The problem is that I believe. I believe in Oneiromancer, even if it has a shonky title, even if it turns out to need a good editing. It’s better than anything I wrote before. And in my belief – in my arrogance – I want it to be read.

I just don’t know how to help that come to pass.

The publisher of my dreams achieved that status by having a great network of nice writers and an excellent social media team. I want desperately to be part of that world. Ego again?

I just want to be read. I desperately wish I could do something to make that happen – something that, hopefully, involves other people doing the marketing work. I’m just no good at it, as can be evidenced by the lack of sales of the otherwise excellent New Gods.

I believe in myself. I am delusional. I just need someone in the business to take a risk on me.

All these things can simultaneously be true.

Today’s delusion

I’ve just written the best book ever. No, really, I have. It combines depth with a rip-roaring story. It’s an adventure and a psychological study and it’s desperate and it’s terrifying. It’ll grip you for days. Unputdownable. Devastating.

This is a lie. I’m not sure in what way it’s a lie, but I know it’s not true. I’ve finished a draft and I know it’ll be filled with errors. Huge, great, monstrous mistakes that’ll have any civilised reader reaching for the red pen with sonic-boom generating alacrity.

I’m not an idiot. A dreamer, yes, but not an idiot. I want to write well. And I know that in five year’s time I’ll be hideously embarrassed by what I’ve done. It’s painful to think that I sent my first novel out to publishers and agents; it was so bad, or at least so not good enough, that it’s a wonder nobody advised me to get a second day job so I’d have no more time to write. But right now I’m in love. I’m infatuated. Every blemish is beauty; every imperfection a charm. As if I’ve learnt nothing at all.

It’s impossible to be objective about the work you’ve just written. I’ve scrawled my way through seven novels and after each of them I thought I had a contender. This’ll be the one to break me, I thought; this is my masterpiece. I’ll make my name. I’ve felt this after every single draft, no matter how I’ve known that there’s still much work to do. Every time I’ve been wrong.
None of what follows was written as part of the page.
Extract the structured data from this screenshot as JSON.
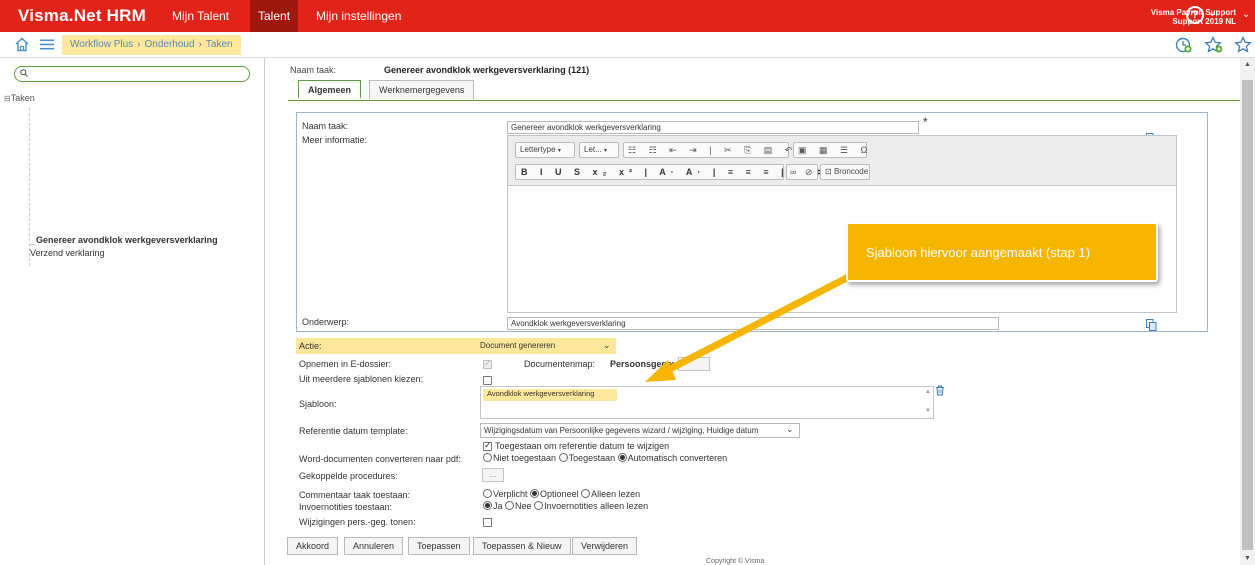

So what’s today’s delusion? Are my characters cruel clichés? Is my dialogue parade-ground parody? Is my plot as obvious as an elephant in a fishtank? Or will it be a combination of evils that just add up to a sense of ‘bleuch’-ness. I don’t know. I can’t see my errors. It’s too fresh, too real.

I’m proud of what I’ve done. I’m learning. I can see all the mistakes I made in previous novels – wince-making, agonising torments – and I’ve tried to avoid them. But there’s always a new way to grow. Always a skill to improve, a new craft to master. I just can’t see what it is right now. I want to believe. It’s so clear, so beautiful.

It’s a good job I know people willing to break my heart.